(Beginning of Data for the task)

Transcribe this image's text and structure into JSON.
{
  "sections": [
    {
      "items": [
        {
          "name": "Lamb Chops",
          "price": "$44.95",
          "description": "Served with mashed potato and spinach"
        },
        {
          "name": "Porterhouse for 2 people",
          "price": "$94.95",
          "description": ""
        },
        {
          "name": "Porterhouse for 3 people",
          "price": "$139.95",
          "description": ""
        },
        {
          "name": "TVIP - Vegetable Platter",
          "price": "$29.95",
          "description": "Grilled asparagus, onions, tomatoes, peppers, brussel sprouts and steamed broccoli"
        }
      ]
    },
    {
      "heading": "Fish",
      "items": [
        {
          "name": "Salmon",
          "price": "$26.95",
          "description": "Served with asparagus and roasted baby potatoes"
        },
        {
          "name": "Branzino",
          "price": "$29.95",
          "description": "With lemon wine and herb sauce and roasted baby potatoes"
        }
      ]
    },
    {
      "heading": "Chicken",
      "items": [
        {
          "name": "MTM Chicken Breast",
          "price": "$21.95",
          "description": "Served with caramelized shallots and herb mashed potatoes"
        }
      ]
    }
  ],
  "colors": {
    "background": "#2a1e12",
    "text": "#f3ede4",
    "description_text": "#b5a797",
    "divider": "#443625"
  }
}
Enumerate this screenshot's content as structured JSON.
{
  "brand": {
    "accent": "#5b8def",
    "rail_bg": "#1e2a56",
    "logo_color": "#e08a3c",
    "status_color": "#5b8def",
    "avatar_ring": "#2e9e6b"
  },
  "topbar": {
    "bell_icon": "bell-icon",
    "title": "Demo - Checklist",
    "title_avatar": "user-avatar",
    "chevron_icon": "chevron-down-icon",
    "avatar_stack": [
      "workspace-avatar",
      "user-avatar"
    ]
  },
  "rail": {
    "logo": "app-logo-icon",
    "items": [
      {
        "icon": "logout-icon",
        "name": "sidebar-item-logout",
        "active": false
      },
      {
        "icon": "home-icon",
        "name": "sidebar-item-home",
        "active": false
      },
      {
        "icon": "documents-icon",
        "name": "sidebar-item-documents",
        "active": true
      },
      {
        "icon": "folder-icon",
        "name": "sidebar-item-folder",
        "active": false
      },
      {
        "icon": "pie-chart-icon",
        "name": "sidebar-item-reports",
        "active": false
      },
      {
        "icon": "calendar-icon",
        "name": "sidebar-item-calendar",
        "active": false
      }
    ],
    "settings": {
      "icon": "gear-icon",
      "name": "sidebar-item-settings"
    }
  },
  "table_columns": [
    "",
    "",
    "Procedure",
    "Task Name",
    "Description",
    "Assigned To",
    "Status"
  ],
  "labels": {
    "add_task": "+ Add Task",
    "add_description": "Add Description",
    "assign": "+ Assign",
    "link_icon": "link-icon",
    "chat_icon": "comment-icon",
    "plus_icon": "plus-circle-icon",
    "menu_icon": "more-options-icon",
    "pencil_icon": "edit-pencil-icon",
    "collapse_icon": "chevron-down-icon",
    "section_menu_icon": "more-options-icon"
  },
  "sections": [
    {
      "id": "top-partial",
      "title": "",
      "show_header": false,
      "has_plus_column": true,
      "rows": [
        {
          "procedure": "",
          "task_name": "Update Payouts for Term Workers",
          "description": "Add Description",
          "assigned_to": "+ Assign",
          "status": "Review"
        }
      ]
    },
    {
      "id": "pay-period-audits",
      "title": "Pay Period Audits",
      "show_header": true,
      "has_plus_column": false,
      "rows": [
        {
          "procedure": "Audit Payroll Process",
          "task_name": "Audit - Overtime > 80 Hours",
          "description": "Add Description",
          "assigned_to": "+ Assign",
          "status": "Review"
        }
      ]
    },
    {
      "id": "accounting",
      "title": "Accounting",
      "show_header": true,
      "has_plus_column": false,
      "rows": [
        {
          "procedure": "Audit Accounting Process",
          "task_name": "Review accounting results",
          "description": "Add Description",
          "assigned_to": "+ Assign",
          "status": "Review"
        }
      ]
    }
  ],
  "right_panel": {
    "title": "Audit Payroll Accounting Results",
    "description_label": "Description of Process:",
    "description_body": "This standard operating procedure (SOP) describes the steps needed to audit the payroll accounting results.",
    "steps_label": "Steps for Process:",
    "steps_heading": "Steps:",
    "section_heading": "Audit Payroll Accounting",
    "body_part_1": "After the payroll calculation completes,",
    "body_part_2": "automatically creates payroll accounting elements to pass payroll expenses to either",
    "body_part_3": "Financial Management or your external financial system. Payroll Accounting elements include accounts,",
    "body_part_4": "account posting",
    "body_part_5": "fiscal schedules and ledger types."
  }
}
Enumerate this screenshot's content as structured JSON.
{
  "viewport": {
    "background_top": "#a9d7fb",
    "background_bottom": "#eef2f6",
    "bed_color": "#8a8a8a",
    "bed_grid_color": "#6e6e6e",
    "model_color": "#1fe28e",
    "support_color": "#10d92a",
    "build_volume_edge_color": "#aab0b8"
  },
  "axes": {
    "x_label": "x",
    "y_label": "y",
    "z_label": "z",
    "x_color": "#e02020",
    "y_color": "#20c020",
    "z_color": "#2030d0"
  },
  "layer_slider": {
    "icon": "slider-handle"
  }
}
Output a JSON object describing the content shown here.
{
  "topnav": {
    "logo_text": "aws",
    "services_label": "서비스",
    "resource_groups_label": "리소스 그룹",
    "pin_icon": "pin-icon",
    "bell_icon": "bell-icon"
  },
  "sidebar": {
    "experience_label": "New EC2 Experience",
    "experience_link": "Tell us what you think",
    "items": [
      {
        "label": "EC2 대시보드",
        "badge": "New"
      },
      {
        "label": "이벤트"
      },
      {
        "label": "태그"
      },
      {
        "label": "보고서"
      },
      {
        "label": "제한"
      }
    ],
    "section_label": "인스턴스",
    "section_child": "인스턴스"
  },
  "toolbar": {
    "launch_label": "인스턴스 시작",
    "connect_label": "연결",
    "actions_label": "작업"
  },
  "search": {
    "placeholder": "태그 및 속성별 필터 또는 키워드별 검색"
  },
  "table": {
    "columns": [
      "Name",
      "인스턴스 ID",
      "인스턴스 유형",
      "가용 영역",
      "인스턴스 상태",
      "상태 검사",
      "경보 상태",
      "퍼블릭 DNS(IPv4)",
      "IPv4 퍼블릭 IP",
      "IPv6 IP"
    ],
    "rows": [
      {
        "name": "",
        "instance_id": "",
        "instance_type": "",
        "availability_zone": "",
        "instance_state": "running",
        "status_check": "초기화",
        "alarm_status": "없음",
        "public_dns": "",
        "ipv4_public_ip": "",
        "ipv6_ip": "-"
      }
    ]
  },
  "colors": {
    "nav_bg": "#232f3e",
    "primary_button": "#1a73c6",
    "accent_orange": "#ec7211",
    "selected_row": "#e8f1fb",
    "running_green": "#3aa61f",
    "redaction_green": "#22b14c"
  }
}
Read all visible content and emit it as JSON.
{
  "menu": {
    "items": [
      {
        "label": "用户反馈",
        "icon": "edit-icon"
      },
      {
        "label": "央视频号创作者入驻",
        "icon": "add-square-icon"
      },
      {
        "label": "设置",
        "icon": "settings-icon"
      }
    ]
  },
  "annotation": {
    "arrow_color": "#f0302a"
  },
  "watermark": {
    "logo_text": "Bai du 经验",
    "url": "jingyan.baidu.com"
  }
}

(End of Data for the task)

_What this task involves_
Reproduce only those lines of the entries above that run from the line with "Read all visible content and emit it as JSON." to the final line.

_Response to the exercise_
Read all visible content and emit it as JSON.
{
  "menu": {
    "items": [
      {
        "label": "用户反馈",
        "icon": "edit-icon"
      },
      {
        "label": "央视频号创作者入驻",
        "icon": "add-square-icon"
      },
      {
        "label": "设置",
        "icon": "settings-icon"
      }
    ]
  },
  "annotation": {
    "arrow_color": "#f0302a"
  },
  "watermark": {
    "logo_text": "Bai du 经验",
    "url": "jingyan.baidu.com"
  }
}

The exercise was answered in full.